Ever since I was a child I have been interesting in flying, particularly to outer space – hence my decision as a nine year old to become an astronaut. Because of that and shows like Star Trek, I have always been fascinated with our planet, its place in our solar system and our Milky Way’s place in our universe. We really are just a speck of dust in the universal scheme of things. Some think that we are an experiment in some alien’s petri dish. A few believe that a higher power – call it what you will – has a lot to do with us being here on the 3rd planet from the Sun.
So when I read an article recently that clearly explained that our world was going to end, and that it would be because of our own Sun, curiosity took over and naturally I read it. Just in case you are interested in the full article, here is the link.
When I was seven, I decided I wanted to be an Astronaut, right after the moon landings. Then a few years later, I realized I could never be an Astronaut because I wasn’t an American (though in the last decade or so that has changed). So I thought I would be a fighter pilot instead. I reached Year 11 in High School and enrolled in all the classes I needed, including the double maths classes. I quickly realized that I could not cope with the x’s and y’z over z’s. I was only any good with numbers that had dollar signs in front of them. So I dropped out of the high level maths, to the mid-level maths class and so ended my fighter pilot ambitions. I toyed with the idea of being an air traffic controller but that didn’t work because I didn’t have the multi-tasking skills required. Two years after I finished high school, the Air Force changed the maths requirements – the mid level maths would have been enough for me to qualify as a pilot.
But for the sake of an administrative policy I may have had a career flying F-111 or F-18’s and maybe retired to fly Jumbo jets as a commercial pilot. And I would not have had a career that included real estate sales – new homes and established, finance broking, financial planning, property investing, renovating and finally real estate development. And I would not have written five books on real estate investing, nor spent years educating thousands of people on how to achieve wealth via property.
I continue to be fascinated with people who have achieved success in their lives, reasoning that there are always lessons to learn and inspiration to glean from studying their lives. One such person I have followed with great interest is Mr Frank Lowy.
Ever since the very first publication of the Australian Rich 200 list in 1983, Frank Lowy has appeared among its members. In recent years his net wealth is estimated as in excess of $8 Billion AUD, which is enough to place him 3rd on the list of wealthiest Australians of 2016, behind Harry Triguboff and the Pratt Family.
Most investors are aware that housing markets across most parts of the country (Perth & Darwin excepted) have been in a prolonged state of price increases. The more aware will have drilled down to what has been driving the boom and will know that in answer to the demand, developers have been building apartments in record numbers, for record prices.

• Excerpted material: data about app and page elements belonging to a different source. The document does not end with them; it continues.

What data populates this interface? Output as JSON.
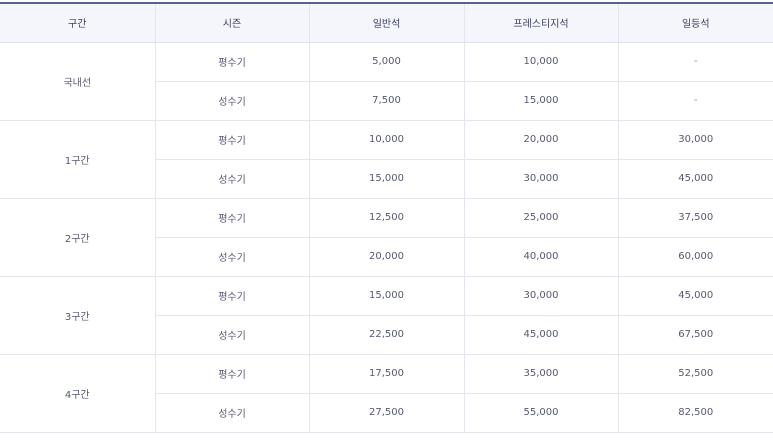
{
  "table": {
    "headers": [
      "구간",
      "시즌",
      "일반석",
      "프레스티지석",
      "일등석"
    ],
    "sections": [
      {
        "name": "국내선",
        "rows": [
          {
            "season": "평수기",
            "economy": "5,000",
            "prestige": "10,000",
            "first": "-"
          },
          {
            "season": "성수기",
            "economy": "7,500",
            "prestige": "15,000",
            "first": "-"
          }
        ]
      },
      {
        "name": "1구간",
        "rows": [
          {
            "season": "평수기",
            "economy": "10,000",
            "prestige": "20,000",
            "first": "30,000"
          },
          {
            "season": "성수기",
            "economy": "15,000",
            "prestige": "30,000",
            "first": "45,000"
          }
        ]
      },
      {
        "name": "2구간",
        "rows": [
          {
            "season": "평수기",
            "economy": "12,500",
            "prestige": "25,000",
            "first": "37,500"
          },
          {
            "season": "성수기",
            "economy": "20,000",
            "prestige": "40,000",
            "first": "60,000"
          }
        ]
      },
      {
        "name": "3구간",
        "rows": [
          {
            "season": "평수기",
            "economy": "15,000",
            "prestige": "30,000",
            "first": "45,000"
          },
          {
            "season": "성수기",
            "economy": "22,500",
            "prestige": "45,000",
            "first": "67,500"
          }
        ]
      },
      {
        "name": "4구간",
        "rows": [
          {
            "season": "평수기",
            "economy": "17,500",
            "prestige": "35,000",
            "first": "52,500"
          },
          {
            "season": "성수기",
            "economy": "27,500",
            "prestige": "55,000",
            "first": "82,500"
          }
        ]
      }
    ]
  }
}
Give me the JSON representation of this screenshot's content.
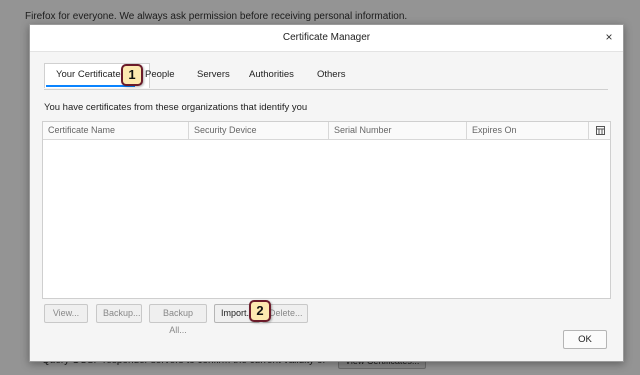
{
  "background": {
    "top_text": "Firefox for everyone. We always ask permission before receiving personal information.",
    "bottom_text": "Query OCSP responder servers to confirm the current validity of",
    "view_certs_button": "View Certificates..."
  },
  "dialog": {
    "title": "Certificate Manager",
    "close_glyph": "×",
    "tabs": [
      {
        "label": "Your Certificates"
      },
      {
        "label": "People"
      },
      {
        "label": "Servers"
      },
      {
        "label": "Authorities"
      },
      {
        "label": "Others"
      }
    ],
    "intro": "You have certificates from these organizations that identify you",
    "columns": [
      "Certificate Name",
      "Security Device",
      "Serial Number",
      "Expires On"
    ],
    "buttons": {
      "view": "View...",
      "backup": "Backup...",
      "backup_all": "Backup All...",
      "import": "Import...",
      "delete": "Delete..."
    },
    "ok": "OK"
  },
  "callouts": [
    "1",
    "2"
  ],
  "colors": {
    "accent": "#0a84ff",
    "callout_fill": "#fde9b0",
    "callout_border": "#6b1b2a"
  }
}
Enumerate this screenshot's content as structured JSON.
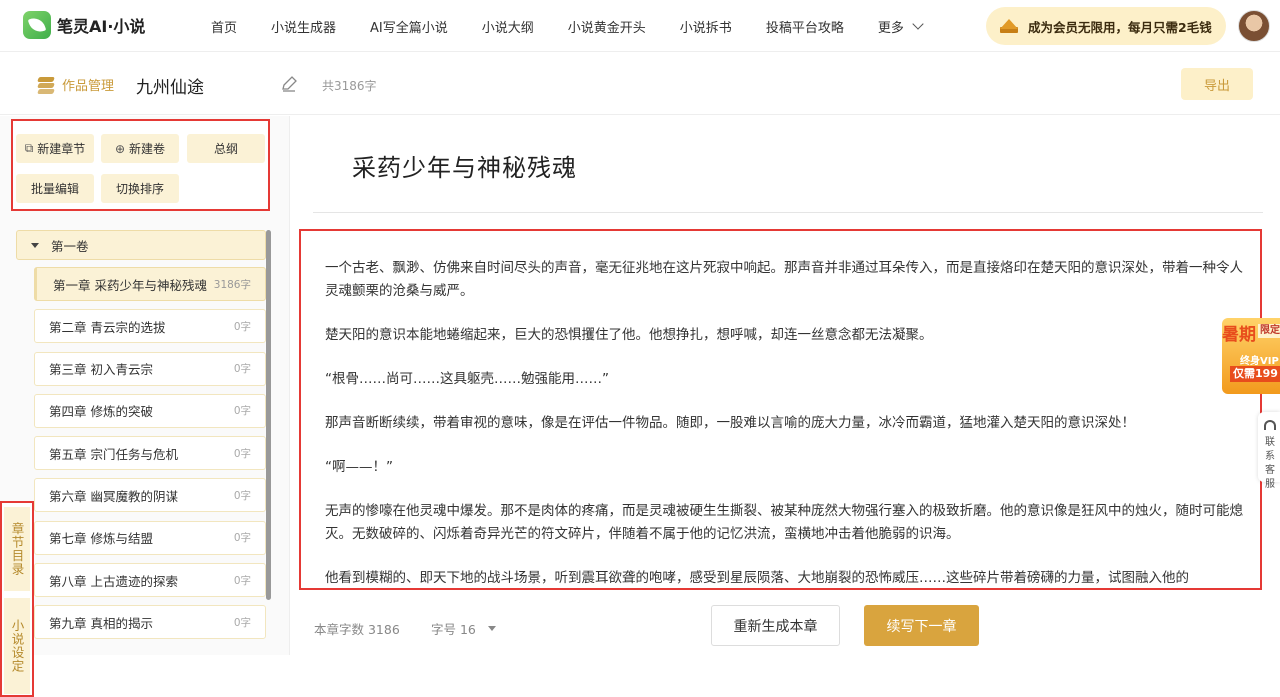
{
  "brand": {
    "name": "笔灵AI·小说"
  },
  "nav": {
    "items": [
      "首页",
      "小说生成器",
      "AI写全篇小说",
      "小说大纲",
      "小说黄金开头",
      "小说拆书",
      "投稿平台攻略"
    ],
    "more": "更多"
  },
  "vip": {
    "text": "成为会员无限用，每月只需2毛钱"
  },
  "subheader": {
    "works_label": "作品管理",
    "book_title": "九州仙途",
    "word_total": "共3186字",
    "export_label": "导出"
  },
  "toolbar": {
    "new_chapter": "新建章节",
    "new_volume": "新建卷",
    "outline": "总纲",
    "batch_edit": "批量编辑",
    "toggle_sort": "切换排序"
  },
  "volume": {
    "name": "第一卷"
  },
  "chapters": [
    {
      "title": "第一章 采药少年与神秘残魂",
      "words": "3186字"
    },
    {
      "title": "第二章 青云宗的选拔",
      "words": "0字"
    },
    {
      "title": "第三章 初入青云宗",
      "words": "0字"
    },
    {
      "title": "第四章 修炼的突破",
      "words": "0字"
    },
    {
      "title": "第五章 宗门任务与危机",
      "words": "0字"
    },
    {
      "title": "第六章 幽冥魔教的阴谋",
      "words": "0字"
    },
    {
      "title": "第七章 修炼与结盟",
      "words": "0字"
    },
    {
      "title": "第八章 上古遗迹的探索",
      "words": "0字"
    },
    {
      "title": "第九章 真相的揭示",
      "words": "0字"
    }
  ],
  "side_tabs": {
    "directory": "章节目录",
    "settings": "小说设定"
  },
  "editor": {
    "chapter_title": "采药少年与神秘残魂",
    "paragraphs": [
      "一个古老、飘渺、仿佛来自时间尽头的声音，毫无征兆地在这片死寂中响起。那声音并非通过耳朵传入，而是直接烙印在楚天阳的意识深处，带着一种令人灵魂颤栗的沧桑与威严。",
      "楚天阳的意识本能地蜷缩起来，巨大的恐惧攫住了他。他想挣扎，想呼喊，却连一丝意念都无法凝聚。",
      "“根骨……尚可……这具躯壳……勉强能用……”",
      "那声音断断续续，带着审视的意味，像是在评估一件物品。随即，一股难以言喻的庞大力量，冰冷而霸道，猛地灌入楚天阳的意识深处！",
      "“啊——！”",
      "无声的惨嚎在他灵魂中爆发。那不是肉体的疼痛，而是灵魂被硬生生撕裂、被某种庞然大物强行塞入的极致折磨。他的意识像是狂风中的烛火，随时可能熄灭。无数破碎的、闪烁着奇异光芒的符文碎片，伴随着不属于他的记忆洪流，蛮横地冲击着他脆弱的识海。",
      "他看到模糊的、即天下地的战斗场景，听到震耳欲聋的咆哮，感受到星辰陨落、大地崩裂的恐怖威压……这些碎片带着磅礴的力量，试图融入他的"
    ]
  },
  "footer": {
    "chapter_words": "本章字数 3186",
    "font_size": "字号 16",
    "regenerate": "重新生成本章",
    "continue": "续写下一章"
  },
  "promo": {
    "big": "暑期",
    "tag": "限定",
    "small": "终身VIP",
    "price": "仅需199"
  },
  "service": {
    "text": "联系客服"
  }
}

What is currently causing jitters is that no one seems to know if the number of apartments that have been constructed, are under construction or approved to be constructed, will ultimately prove to be too many for the demand. If so, many fear that could lead to a downward price spiral and a protracted period of flat growth in prices.

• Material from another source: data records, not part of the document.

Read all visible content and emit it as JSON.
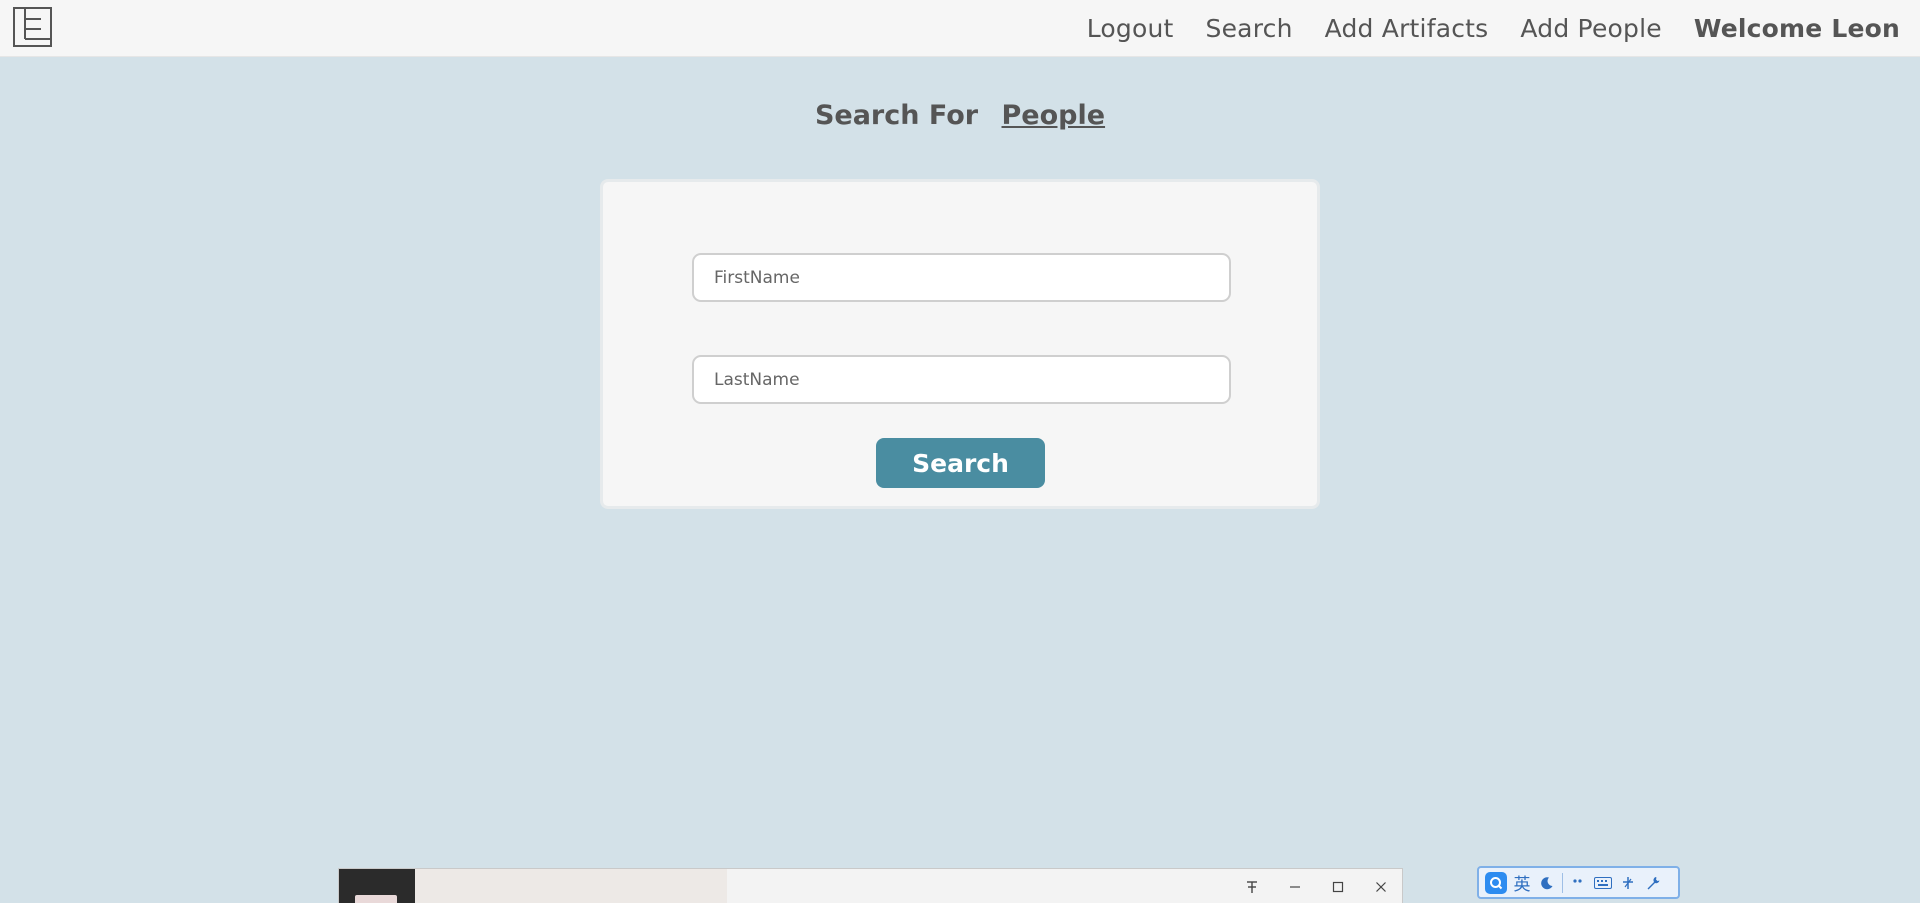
{
  "navbar": {
    "logo_icon": "logo-icon",
    "links": {
      "logout": "Logout",
      "search": "Search",
      "add_artifacts": "Add Artifacts",
      "add_people": "Add People"
    },
    "welcome": "Welcome Leon"
  },
  "heading": {
    "prefix": "Search For",
    "link": "People"
  },
  "form": {
    "first_name_placeholder": "FirstName",
    "first_name_value": "",
    "last_name_placeholder": "LastName",
    "last_name_value": "",
    "search_button": "Search"
  },
  "colors": {
    "page_background": "#d3e1e8",
    "nav_background": "#f6f6f6",
    "card_background": "#f6f6f6",
    "button": "#4a8da1",
    "text": "#555555"
  },
  "taskbar_window": {
    "controls": {
      "pin": "pin-icon",
      "minimize": "minimize-icon",
      "maximize": "maximize-icon",
      "close": "close-icon"
    }
  },
  "ime_toolbar": {
    "language": "英",
    "icons": [
      "ime-logo-icon",
      "moon-icon",
      "punctuation-icon",
      "keyboard-icon",
      "half-width-icon",
      "wrench-icon"
    ]
  }
}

Let’s have a look at the situation from a macro viewpoint and see if we can make sense of it.
Last week in my Radio Wealth Episode 14 podcast, I shared with you some really exciting information about a home loan product that had an interest rate potentially as low as 2%.
Yes, TWO percent.

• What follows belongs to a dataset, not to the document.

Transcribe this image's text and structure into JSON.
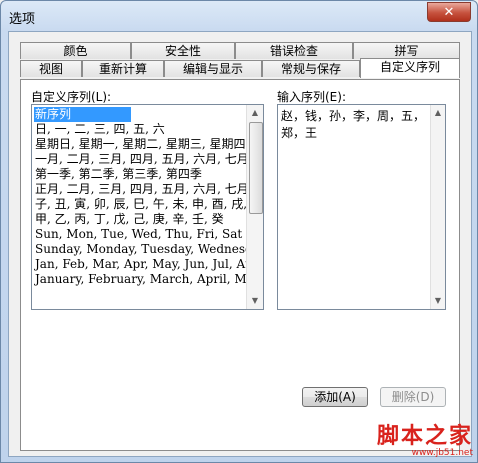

Needless to say it has caused quite a stir and there are lots of investors out there who have been emailing in asking questions.
One in all in I say, so I am going to reproduce a few of the best questions, and the answers here so that you can get a better feel for what the product is.